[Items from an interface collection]
===

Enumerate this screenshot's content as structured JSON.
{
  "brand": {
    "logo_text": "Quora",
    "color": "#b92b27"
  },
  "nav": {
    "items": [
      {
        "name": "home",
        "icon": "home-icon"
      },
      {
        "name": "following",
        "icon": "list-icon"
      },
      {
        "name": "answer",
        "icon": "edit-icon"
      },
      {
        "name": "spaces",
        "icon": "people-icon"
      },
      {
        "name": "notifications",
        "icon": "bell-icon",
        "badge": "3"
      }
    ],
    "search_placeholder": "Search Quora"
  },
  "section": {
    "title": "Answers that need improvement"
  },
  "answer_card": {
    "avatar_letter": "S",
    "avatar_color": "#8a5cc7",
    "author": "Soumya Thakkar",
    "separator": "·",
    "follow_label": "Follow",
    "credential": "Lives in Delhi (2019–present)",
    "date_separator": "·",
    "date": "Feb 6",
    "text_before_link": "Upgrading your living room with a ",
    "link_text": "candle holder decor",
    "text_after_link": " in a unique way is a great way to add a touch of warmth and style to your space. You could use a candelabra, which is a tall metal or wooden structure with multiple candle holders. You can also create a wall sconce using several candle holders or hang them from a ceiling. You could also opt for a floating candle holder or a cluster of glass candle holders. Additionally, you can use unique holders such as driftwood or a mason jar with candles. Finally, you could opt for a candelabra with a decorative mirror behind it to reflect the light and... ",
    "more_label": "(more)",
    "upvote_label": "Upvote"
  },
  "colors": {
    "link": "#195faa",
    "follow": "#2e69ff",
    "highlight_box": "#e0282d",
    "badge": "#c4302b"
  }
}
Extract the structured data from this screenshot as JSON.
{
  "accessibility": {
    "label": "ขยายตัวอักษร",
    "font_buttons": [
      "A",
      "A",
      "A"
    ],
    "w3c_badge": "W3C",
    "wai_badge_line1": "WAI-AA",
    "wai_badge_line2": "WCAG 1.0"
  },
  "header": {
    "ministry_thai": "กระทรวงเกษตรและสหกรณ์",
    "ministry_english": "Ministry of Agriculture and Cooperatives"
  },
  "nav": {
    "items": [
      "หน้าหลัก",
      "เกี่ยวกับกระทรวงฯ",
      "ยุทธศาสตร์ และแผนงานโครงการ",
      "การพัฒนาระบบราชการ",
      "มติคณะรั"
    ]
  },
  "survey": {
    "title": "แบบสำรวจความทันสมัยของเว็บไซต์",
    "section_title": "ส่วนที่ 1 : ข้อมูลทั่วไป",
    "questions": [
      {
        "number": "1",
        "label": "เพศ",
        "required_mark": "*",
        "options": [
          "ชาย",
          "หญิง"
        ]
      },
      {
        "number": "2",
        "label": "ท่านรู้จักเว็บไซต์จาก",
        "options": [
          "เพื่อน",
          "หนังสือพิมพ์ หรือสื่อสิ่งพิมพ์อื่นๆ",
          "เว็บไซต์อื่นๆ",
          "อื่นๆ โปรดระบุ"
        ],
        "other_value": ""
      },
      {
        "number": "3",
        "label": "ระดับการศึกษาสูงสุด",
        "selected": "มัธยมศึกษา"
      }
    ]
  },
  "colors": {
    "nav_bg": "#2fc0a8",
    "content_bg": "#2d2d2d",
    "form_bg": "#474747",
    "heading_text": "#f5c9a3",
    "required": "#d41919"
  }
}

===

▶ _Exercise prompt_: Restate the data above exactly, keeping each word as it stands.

▶ _Answer section_:
Enumerate this screenshot's content as structured JSON.
{
  "brand": {
    "logo_text": "Quora",
    "color": "#b92b27"
  },
  "nav": {
    "items": [
      {
        "name": "home",
        "icon": "home-icon"
      },
      {
        "name": "following",
        "icon": "list-icon"
      },
      {
        "name": "answer",
        "icon": "edit-icon"
      },
      {
        "name": "spaces",
        "icon": "people-icon"
      },
      {
        "name": "notifications",
        "icon": "bell-icon",
        "badge": "3"
      }
    ],
    "search_placeholder": "Search Quora"
  },
  "section": {
    "title": "Answers that need improvement"
  },
  "answer_card": {
    "avatar_letter": "S",
    "avatar_color": "#8a5cc7",
    "author": "Soumya Thakkar",
    "separator": "·",
    "follow_label": "Follow",
    "credential": "Lives in Delhi (2019–present)",
    "date_separator": "·",
    "date": "Feb 6",
    "text_before_link": "Upgrading your living room with a ",
    "link_text": "candle holder decor",
    "text_after_link": " in a unique way is a great way to add a touch of warmth and style to your space. You could use a candelabra, which is a tall metal or wooden structure with multiple candle holders. You can also create a wall sconce using several candle holders or hang them from a ceiling. You could also opt for a floating candle holder or a cluster of glass candle holders. Additionally, you can use unique holders such as driftwood or a mason jar with candles. Finally, you could opt for a candelabra with a decorative mirror behind it to reflect the light and... ",
    "more_label": "(more)",
    "upvote_label": "Upvote"
  },
  "colors": {
    "link": "#195faa",
    "follow": "#2e69ff",
    "highlight_box": "#e0282d",
    "badge": "#c4302b"
  }
}
Extract the structured data from this screenshot as JSON.
{
  "accessibility": {
    "label": "ขยายตัวอักษร",
    "font_buttons": [
      "A",
      "A",
      "A"
    ],
    "w3c_badge": "W3C",
    "wai_badge_line1": "WAI-AA",
    "wai_badge_line2": "WCAG 1.0"
  },
  "header": {
    "ministry_thai": "กระทรวงเกษตรและสหกรณ์",
    "ministry_english": "Ministry of Agriculture and Cooperatives"
  },
  "nav": {
    "items": [
      "หน้าหลัก",
      "เกี่ยวกับกระทรวงฯ",
      "ยุทธศาสตร์ และแผนงานโครงการ",
      "การพัฒนาระบบราชการ",
      "มติคณะรั"
    ]
  },
  "survey": {
    "title": "แบบสำรวจความทันสมัยของเว็บไซต์",
    "section_title": "ส่วนที่ 1 : ข้อมูลทั่วไป",
    "questions": [
      {
        "number": "1",
        "label": "เพศ",
        "required_mark": "*",
        "options": [
          "ชาย",
          "หญิง"
        ]
      },
      {
        "number": "2",
        "label": "ท่านรู้จักเว็บไซต์จาก",
        "options": [
          "เพื่อน",
          "หนังสือพิมพ์ หรือสื่อสิ่งพิมพ์อื่นๆ",
          "เว็บไซต์อื่นๆ",
          "อื่นๆ โปรดระบุ"
        ],
        "other_value": ""
      },
      {
        "number": "3",
        "label": "ระดับการศึกษาสูงสุด",
        "selected": "มัธยมศึกษา"
      }
    ]
  },
  "colors": {
    "nav_bg": "#2fc0a8",
    "content_bg": "#2d2d2d",
    "form_bg": "#474747",
    "heading_text": "#f5c9a3",
    "required": "#d41919"
  }
}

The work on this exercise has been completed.